Tilda Swinton's Jessica find herself in Colombia, visiting her sick sister (who believes she's bed-ridden as recompense for some unsourceable transgression) and making half-hearted enquiries about refrigeration units for a barely noted orchid business. Jessica's attempts to sleep in this new environment are thwarted by an unprompted crack that she later describes to a helpful audio engineer as sounding like a rumble from the core of the earth. Although we are shown specific circumstances in which only Jessica can hear these intrusive reverberations, they do seem able to exert some purchase on the physical world - at least enough, in one instance, to elicit a chorus of car alarms. Jessica represents an alien element in the film's opening passages; a person rudely imported into this milieu who, nevertheless, is slowly slipping out of alignment with her own world and disappearing into this one.

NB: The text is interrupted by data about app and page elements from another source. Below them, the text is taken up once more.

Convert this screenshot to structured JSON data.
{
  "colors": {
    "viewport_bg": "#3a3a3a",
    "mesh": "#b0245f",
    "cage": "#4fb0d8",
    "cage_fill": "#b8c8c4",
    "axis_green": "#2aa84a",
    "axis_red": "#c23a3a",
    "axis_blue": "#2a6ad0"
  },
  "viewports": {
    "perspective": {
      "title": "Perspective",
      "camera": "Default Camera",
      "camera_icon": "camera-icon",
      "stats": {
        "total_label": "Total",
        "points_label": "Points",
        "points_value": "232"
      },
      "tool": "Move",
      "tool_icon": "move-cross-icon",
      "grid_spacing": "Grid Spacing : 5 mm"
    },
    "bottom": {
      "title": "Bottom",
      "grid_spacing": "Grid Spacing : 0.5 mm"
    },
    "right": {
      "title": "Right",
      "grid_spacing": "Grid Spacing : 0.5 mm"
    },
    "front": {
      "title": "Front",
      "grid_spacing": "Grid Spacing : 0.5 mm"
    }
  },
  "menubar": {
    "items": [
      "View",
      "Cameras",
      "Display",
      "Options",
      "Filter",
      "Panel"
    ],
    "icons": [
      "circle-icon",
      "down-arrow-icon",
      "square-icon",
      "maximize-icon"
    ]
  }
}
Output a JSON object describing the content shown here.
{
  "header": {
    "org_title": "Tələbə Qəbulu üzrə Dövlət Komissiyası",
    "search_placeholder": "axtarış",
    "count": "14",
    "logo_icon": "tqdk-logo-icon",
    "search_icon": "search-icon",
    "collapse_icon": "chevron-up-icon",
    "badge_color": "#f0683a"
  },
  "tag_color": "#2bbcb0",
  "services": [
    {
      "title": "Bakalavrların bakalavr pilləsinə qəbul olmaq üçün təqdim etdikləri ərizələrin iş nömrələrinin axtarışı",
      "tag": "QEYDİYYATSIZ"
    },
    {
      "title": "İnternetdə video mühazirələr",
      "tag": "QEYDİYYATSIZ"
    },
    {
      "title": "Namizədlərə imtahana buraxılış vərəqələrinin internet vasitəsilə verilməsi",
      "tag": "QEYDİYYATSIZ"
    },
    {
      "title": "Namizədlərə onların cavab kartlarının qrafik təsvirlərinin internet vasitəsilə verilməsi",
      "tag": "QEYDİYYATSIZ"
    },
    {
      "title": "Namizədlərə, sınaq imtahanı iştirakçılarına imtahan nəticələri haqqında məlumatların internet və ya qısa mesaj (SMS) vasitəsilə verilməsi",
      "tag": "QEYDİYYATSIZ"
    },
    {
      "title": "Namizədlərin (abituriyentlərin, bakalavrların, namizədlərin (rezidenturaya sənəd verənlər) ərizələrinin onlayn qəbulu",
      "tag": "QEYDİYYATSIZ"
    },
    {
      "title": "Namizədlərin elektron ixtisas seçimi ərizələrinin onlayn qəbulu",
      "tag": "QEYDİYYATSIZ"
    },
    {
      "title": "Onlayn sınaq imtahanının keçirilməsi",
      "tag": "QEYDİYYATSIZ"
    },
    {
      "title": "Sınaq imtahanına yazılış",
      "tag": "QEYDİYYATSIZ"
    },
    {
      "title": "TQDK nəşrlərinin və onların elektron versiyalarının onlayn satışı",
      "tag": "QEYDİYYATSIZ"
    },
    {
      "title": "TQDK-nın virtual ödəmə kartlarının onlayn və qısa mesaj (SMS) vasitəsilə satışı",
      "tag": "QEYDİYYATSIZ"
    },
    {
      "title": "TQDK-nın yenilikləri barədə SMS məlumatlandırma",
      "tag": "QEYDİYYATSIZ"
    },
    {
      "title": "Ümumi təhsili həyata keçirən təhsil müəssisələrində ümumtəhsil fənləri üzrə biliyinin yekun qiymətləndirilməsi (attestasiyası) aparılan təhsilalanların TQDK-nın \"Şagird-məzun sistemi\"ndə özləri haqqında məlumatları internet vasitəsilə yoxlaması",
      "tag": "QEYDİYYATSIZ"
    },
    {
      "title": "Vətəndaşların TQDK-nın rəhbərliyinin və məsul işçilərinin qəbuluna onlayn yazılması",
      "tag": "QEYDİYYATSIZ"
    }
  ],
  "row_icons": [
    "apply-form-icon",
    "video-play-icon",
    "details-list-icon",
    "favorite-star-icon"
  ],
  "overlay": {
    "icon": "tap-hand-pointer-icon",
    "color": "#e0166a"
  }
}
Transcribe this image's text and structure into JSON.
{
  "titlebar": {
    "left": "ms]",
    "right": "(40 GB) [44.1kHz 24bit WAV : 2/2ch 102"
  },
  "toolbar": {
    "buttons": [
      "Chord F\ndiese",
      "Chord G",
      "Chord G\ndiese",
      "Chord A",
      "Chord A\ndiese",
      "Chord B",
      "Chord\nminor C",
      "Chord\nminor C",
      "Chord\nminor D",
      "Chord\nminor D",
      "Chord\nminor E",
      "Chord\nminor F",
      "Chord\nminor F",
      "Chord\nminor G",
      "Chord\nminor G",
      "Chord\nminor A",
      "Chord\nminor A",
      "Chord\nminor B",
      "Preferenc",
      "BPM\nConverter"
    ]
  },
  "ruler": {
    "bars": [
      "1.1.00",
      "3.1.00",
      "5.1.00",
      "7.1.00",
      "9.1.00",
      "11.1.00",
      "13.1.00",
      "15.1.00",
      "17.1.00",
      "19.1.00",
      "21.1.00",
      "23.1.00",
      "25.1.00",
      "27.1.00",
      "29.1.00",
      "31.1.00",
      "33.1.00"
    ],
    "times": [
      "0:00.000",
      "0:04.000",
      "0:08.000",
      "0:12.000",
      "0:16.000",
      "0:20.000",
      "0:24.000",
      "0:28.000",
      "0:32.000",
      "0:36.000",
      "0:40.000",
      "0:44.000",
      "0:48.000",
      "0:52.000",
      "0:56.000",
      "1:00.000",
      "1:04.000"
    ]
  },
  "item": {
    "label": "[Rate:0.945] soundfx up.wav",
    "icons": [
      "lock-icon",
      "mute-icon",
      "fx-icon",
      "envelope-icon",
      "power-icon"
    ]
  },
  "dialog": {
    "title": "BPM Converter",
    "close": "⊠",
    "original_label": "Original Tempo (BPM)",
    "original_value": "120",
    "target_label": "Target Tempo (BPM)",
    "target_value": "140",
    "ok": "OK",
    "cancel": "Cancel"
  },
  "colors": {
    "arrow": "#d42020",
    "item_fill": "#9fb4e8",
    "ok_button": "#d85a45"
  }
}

Apichatpong Weerasethakul's Memoria is built out of held frames, the director and his cinematographer Sayombhu Mukdeeprom using a flattened space, unmotivated by camera movement, to create vignettes. Swinton creeps across these frames. Her Jessica is always reticent, a trespasser slowly prodding further and further into places they don't seem convinced they should be occupying. Weerasethakul also cranks up diegetic sound far beyond typically acceptable levels; the hums and rumbles directing the eye to a detailing that gradually swallows Jessica up. The audience is prodded to tune into this stillness, understanding these rhythms as extant incident rather than a plotted bread crumb. Weerasethakul never betrays this somnolent trust either; he allows his audience to abandon their search for obvious meaning or direction, sinking into scenes and situations to the extent that they are then able to conjure up a sense memory - a smell, maybe - associated with their own experience of having existed within similar moments.